The Ambassador in Mexico (Messersmith) to the Chief of the Division of Mexican Affairs (McGurk)

Dear Joe: I have to refer to your telephone call this morning in which you informed me that the railways were bringing great pressure on Kendall with regard to the number of freight cars in Mexico, etc. Just as you were calling me on the telephone on this matter I was signing a letter to you, dated March 17,5 which goes forward by the airmail this morning.

Immediately after your telephone call I got in touch with Stevens and we discussed this matter again, and I told him about your call. [Page 1243] Mr. Stevens is thoroughly understanding of this situation, as I am, and is doing everything in his power, but as we pointed out when Messrs. Kendall and King were here, there was going to be this temporary increase in cars, and as Stevens says over the telephone again this morning our railways will simply have to show some understanding and patience when they must realize the enormous efforts which are being made here. There is no use in our railways taking this attitude when every possible effort is being made here to alleviate the situation and when we are on the way towards making real progress. So far as I am concerned, I feel, as I have told you, utterly hopeless about these matters, because we simply cannot get any understanding of them, and if some one is trying to bring about a breakdown in Mexican-American relationships, or if these other people outside of the Department are utterly unconscious of the importance of these problems, then I suppose a breakdown can be facilitated, but, as I told you on the telephone this morning, the Department of State is responsible for the conduct of foreign relations, and if it cannot force certain situations and attitudes, then we are in a bad way indeed. If it is necessary for the Secretary or the President to give drastic instructions to some of these people, it has got to be done.
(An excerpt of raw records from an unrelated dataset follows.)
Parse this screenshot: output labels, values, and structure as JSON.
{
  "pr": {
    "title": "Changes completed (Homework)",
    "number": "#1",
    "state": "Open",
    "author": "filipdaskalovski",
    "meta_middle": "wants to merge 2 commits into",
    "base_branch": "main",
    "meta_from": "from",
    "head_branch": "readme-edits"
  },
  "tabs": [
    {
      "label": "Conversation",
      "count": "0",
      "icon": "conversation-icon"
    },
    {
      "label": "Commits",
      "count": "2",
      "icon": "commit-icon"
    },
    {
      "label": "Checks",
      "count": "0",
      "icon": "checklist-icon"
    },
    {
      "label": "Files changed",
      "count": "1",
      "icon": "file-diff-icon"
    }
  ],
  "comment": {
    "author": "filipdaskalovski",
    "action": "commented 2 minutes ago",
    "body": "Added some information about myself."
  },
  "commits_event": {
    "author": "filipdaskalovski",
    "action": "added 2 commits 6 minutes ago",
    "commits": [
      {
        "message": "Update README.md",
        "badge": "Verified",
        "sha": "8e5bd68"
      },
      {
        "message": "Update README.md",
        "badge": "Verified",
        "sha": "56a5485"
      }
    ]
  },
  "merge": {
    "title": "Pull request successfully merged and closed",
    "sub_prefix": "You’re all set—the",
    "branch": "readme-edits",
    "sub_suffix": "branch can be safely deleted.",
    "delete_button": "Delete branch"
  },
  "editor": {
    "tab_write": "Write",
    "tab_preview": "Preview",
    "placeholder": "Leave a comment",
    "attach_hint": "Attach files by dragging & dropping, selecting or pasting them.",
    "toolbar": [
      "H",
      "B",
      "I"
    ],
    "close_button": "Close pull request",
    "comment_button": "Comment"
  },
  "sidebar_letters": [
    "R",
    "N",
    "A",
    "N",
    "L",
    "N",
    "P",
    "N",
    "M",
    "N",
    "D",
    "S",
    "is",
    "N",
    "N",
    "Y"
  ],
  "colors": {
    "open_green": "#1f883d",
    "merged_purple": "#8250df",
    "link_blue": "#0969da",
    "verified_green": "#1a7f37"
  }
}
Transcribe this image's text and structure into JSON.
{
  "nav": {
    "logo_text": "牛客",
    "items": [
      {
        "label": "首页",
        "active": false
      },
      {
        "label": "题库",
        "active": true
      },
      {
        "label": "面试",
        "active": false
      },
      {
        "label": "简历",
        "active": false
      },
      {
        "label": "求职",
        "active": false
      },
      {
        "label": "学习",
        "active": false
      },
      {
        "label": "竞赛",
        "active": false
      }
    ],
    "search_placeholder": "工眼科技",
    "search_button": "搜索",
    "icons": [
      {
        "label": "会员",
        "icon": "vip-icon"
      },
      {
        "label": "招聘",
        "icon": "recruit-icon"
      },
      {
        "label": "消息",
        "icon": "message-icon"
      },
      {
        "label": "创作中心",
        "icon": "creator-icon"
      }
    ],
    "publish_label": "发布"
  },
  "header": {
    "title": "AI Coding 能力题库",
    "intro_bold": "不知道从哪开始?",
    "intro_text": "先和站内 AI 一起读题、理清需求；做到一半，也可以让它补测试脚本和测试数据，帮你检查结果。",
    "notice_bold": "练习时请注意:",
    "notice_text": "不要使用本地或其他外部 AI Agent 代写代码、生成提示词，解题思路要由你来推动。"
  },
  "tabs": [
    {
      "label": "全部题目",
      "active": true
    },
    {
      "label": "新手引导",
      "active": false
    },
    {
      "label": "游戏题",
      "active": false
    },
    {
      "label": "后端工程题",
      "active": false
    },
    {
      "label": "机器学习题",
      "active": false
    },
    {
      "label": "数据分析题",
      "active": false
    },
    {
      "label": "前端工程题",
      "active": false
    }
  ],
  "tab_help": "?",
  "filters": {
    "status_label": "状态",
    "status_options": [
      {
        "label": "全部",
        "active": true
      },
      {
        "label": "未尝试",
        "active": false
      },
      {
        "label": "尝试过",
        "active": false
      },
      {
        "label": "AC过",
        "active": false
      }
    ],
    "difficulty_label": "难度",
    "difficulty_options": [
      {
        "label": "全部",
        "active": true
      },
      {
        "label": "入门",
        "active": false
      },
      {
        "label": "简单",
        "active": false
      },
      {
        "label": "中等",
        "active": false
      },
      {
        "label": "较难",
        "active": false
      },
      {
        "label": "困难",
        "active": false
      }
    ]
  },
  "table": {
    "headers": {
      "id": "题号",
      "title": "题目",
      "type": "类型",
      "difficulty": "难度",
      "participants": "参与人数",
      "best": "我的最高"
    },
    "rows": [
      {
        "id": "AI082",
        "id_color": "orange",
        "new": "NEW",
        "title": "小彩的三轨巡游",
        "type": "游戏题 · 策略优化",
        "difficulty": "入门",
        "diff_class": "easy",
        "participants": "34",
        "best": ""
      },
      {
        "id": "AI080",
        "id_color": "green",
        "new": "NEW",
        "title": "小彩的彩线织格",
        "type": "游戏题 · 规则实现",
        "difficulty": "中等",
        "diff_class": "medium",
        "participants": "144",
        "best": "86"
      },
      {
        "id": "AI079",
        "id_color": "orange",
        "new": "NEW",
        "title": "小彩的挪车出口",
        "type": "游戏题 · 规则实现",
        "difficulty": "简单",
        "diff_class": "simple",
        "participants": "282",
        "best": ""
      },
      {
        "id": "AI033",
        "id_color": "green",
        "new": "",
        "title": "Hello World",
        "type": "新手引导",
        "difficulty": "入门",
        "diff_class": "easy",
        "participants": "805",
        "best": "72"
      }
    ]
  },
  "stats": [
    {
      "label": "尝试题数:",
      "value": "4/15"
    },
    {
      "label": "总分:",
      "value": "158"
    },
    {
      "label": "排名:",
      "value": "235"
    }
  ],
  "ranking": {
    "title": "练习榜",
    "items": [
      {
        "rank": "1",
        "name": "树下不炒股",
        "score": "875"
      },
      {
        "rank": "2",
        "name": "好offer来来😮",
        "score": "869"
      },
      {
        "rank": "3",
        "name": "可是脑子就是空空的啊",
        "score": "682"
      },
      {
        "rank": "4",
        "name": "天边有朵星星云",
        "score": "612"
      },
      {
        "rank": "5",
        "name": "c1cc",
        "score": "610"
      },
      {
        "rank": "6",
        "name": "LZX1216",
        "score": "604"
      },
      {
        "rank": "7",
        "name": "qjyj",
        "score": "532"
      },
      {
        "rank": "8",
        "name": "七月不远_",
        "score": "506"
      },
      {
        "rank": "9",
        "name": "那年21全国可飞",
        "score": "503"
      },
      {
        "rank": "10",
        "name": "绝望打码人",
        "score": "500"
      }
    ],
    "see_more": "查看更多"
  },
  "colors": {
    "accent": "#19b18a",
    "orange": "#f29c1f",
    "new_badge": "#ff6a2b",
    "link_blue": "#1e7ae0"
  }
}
We have taken away from the Mexicans their ships and rail transport is all that there is left, and now our railways seem to be thinking in terms of nothing but constant threats of embargo and the Inter-State Commerce Commission seems to be willing to submit to these pressures from the railways and seems to be afraid of the Congress. All that is necessary to settle any of these things is a clear statement of some of these situations by the Department and, knowing Congress as I do, there will be no trouble there if there is an authoritative statement by the Department.

I myself cannot place all the responsibility for the things which are happening on the other agencies because the Department is responsible for the conduct of our relations with other States and is in a position to impose its will.

So far as the car situation is concerned, everything possible is being done, and the improvement will become felt in due course, but the railways don’t seem to take into account the increased movement in traffic recently, part of which grew out of the embargo itself. The Department certainly has all the facts necessary to counsel patience and understanding, which I am sure it is doing, and at the same time has the authority to state to those concerned that patience and understanding must be exercised.

With all good wishes,

Cordially and sincerely yours,

G. S. Messersmith
  1. Presumably a letter concerning the need for refrigerator cars or two sea-going barges to move the banana and pineapple crops which faced destruction as a result of freight car restrictions (800.8810/1904).